#> tiny map           36.59 
#>                    ◌ ○ ◌ ○        
#>                    ○ ○ ○ ○        
#>                    ◌ ◌ ○ ◌        
#>             -84.32 ◌ ◌ ◌ ◌ -75.46 
#>                    33.88

Moreover, a geom also allows to store raster information in the same data format. A raster is a systematic lattice of points/pixels with one or more layers, where each pixel exists in each layer, possibly with different values, i.e., from different attributes. The raster attribute table (RAT) is basically already the groups attribute table of a geom, where a group of pixels that have the same value are associated to attributes this class has in common. In this case, however, the features (single pixels) don’t have to be associated to a group ID, as their feature values are at the same time the group values.

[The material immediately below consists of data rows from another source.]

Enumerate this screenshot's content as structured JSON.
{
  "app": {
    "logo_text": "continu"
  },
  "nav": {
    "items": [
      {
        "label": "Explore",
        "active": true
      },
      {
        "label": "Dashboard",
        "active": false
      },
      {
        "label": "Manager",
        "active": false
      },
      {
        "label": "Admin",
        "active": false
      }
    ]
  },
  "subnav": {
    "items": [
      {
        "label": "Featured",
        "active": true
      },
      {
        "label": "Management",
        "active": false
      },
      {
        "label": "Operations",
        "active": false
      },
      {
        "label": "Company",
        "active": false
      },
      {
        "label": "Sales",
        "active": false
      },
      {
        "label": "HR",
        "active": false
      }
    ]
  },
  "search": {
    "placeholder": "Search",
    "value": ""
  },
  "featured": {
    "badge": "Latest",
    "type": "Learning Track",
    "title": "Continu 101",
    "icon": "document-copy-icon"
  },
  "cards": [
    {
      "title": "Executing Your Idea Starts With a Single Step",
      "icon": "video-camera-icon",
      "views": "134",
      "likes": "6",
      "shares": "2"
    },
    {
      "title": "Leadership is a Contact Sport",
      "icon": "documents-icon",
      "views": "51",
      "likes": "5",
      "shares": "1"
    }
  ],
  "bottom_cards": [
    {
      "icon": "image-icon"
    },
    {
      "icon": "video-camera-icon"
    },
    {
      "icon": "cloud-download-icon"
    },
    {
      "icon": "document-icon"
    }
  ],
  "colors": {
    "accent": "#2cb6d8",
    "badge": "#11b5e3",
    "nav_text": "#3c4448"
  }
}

str(gtGeoms$polygon, max.level = 2)
#> Formal class 'geom' [package "geometr"] with 7 slots
#>   ..@ type   : chr "polygon"
#>   ..@ point  : tibble [11 × 3] (S3: tbl_df/tbl/data.frame)
#>   ..@ feature: tibble [2 × 2] (S3: tbl_df/tbl/data.frame)
#>   ..@ group  : tibble [2 × 1] (S3: tbl_df/tbl/data.frame)
#>   ..@ window : tibble [2 × 2] (S3: tbl_df/tbl/data.frame)
#>   ..@ crs    : chr NA
#>   ..@ history: list()

str(gtGeoms$grid$categorical, max.level = 2)
#> Formal class 'geom' [package "geometr"] with 7 slots
#>   ..@ type   : chr "grid"
#>   ..@ point  : tibble [3 × 2] (S3: tbl_df/tbl/data.frame)
#>   ..@ feature: tibble [726 × 2] (S3: tbl_df/tbl/data.frame)
#>   ..@ group  : tibble [9 × 2] (S3: tbl_df/tbl/data.frame)
#>   ..@ window : tibble [2 × 2] (S3: tbl_df/tbl/data.frame)
#>   ..@ crs    : chr NA
#>   ..@ history: list()

geometr comes with the visualise function, which makes nice-looking diagnostic spatial plots, that show explicit values whenever possible. For example, it does not create artificial (“nice”) bins for the x and y axis or the values values shown in the plot, but provides the range of values explicitly. Moreover, you can easily set plot titles without much effort.

visualise(`North Carolina` = nc_geom)

You can use quick options to scale plot parameters to the attributes of the geom to modify which aspects of and object should be shown in the plot, for example when scaling fillcol to NWBIR74.

myAttr <- "NWBIR74"
visualise(!!paste0("NC - ", myAttr) := nc_geom, fillcol = !!myAttr)

The @window slot of modified geoms is by default automatically updated.

visualise(`Currituck` = currituck, linecol = "fid")

Finally, cast a geom to another type simply by providing it in anchor of the respective type

boundPoints <- gs_point(anchor = currituck)
visualise(`Currituck - boundary vertices`= boundPoints, linecol = "fid")